At Quigley Eye Specialists, Michael Lewis, M.D. performs “Bladeless Blepharoplasty” which is a surgical technique that does not use a scalpel to remove the excess eyelid skin.
With Bladeless Blepharoplasty, Dr. Lewis uses a special, energized stylus to gently remove the excess skin which results in less bruising and a faster recovery time compared to traditional techniques.
What To Expect After The Surgery
Immediately after the surgery has been completed, your eye surgeon may apply tiny sterile bandages. It is not crucial that the eyes be covered, however, an ointment to prevent dryness of the eye area may be used. Cold compresses, as well as head elevation when lying down, will enhance healing and relieve discomfort. In addition, your doctor may prescribe medication for discomfort.
A certain degree of swelling and bruising is normal. You should expect this swelling and bruising. It will subside and go away over several weeks from the date of your procedure so you should plan accordingly. For a week and a half following blepharoplasty, you will clean the eye area (the eyes may feel sticky, dry, and itchy). Eyedrops may be recommended. Your doctor will also list activities and environments to avoid in the weeks immediately following surgery. Permanent stitches will be removed in three to five days after surgery. Self-absorbing stitches will dissolve on their own.

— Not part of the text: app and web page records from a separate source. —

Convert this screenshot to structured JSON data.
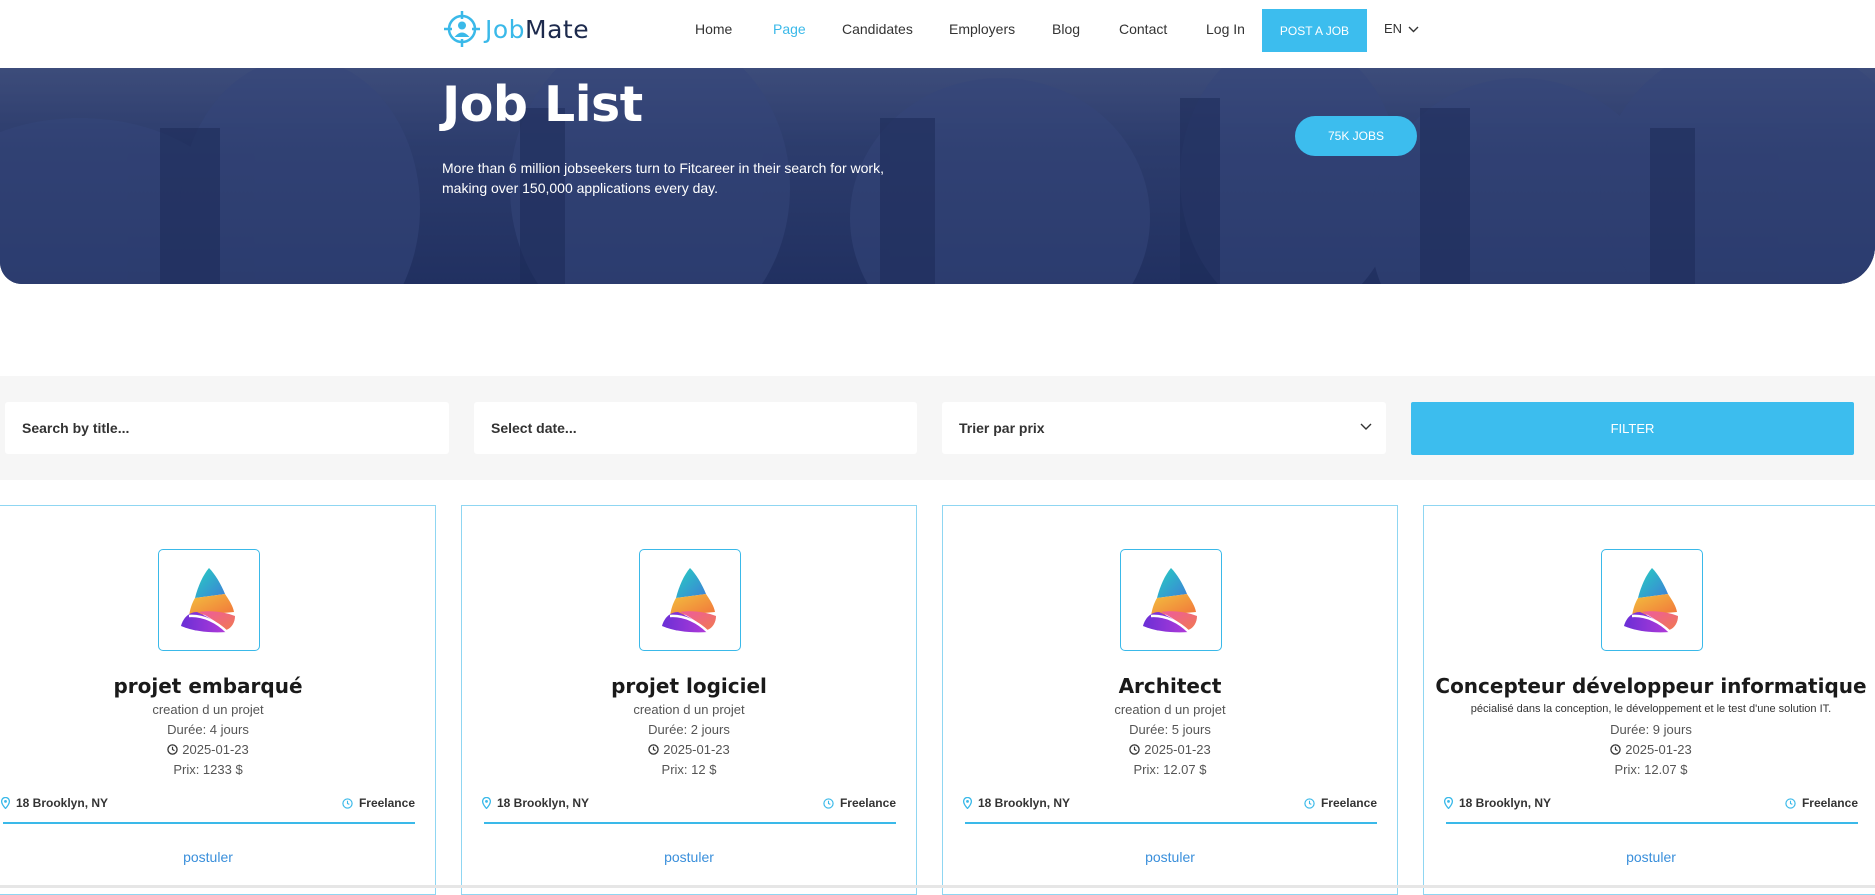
{
  "brand": {
    "part1": "Job",
    "part2": "Mate",
    "accent": "#3ab9e9"
  },
  "nav": {
    "items": [
      {
        "label": "Home"
      },
      {
        "label": "Page"
      },
      {
        "label": "Candidates"
      },
      {
        "label": "Employers"
      },
      {
        "label": "Blog"
      },
      {
        "label": "Contact"
      },
      {
        "label": "Log In"
      }
    ],
    "active": "Page",
    "post_job": "POST A JOB",
    "language": "EN"
  },
  "hero": {
    "title": "Job List",
    "subtitle": "More than 6 million jobseekers turn to Fitcareer in their search for work, making over 150,000 applications every day.",
    "jobs_pill": "75K JOBS"
  },
  "filters": {
    "title_search": "Search by title...",
    "date_select": "Select date...",
    "price_sort": "Trier par prix",
    "filter_button": "FILTER"
  },
  "jobs": [
    {
      "title": "projet embarqué",
      "description": "creation d un projet",
      "duration": "Durée: 4 jours",
      "date": "2025-01-23",
      "price": "Prix: 1233 $",
      "location": "18 Brooklyn, NY",
      "type": "Freelance",
      "action": "postuler"
    },
    {
      "title": "projet logiciel",
      "description": "creation d un projet",
      "duration": "Durée: 2 jours",
      "date": "2025-01-23",
      "price": "Prix: 12 $",
      "location": "18 Brooklyn, NY",
      "type": "Freelance",
      "action": "postuler"
    },
    {
      "title": "Architect",
      "description": "creation d un projet",
      "duration": "Durée: 5 jours",
      "date": "2025-01-23",
      "price": "Prix: 12.07 $",
      "location": "18 Brooklyn, NY",
      "type": "Freelance",
      "action": "postuler"
    },
    {
      "title": "Concepteur développeur informatique",
      "description": "pécialisé dans la conception, le développement et le test d'une solution IT.",
      "duration": "Durée: 9 jours",
      "date": "2025-01-23",
      "price": "Prix: 12.07 $",
      "location": "18 Brooklyn, NY",
      "type": "Freelance",
      "action": "postuler"
    }
  ]
}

Your doctor and staff will see you several times after the procedure to monitor your progress and share in the pleasure of restoring your full field of vision!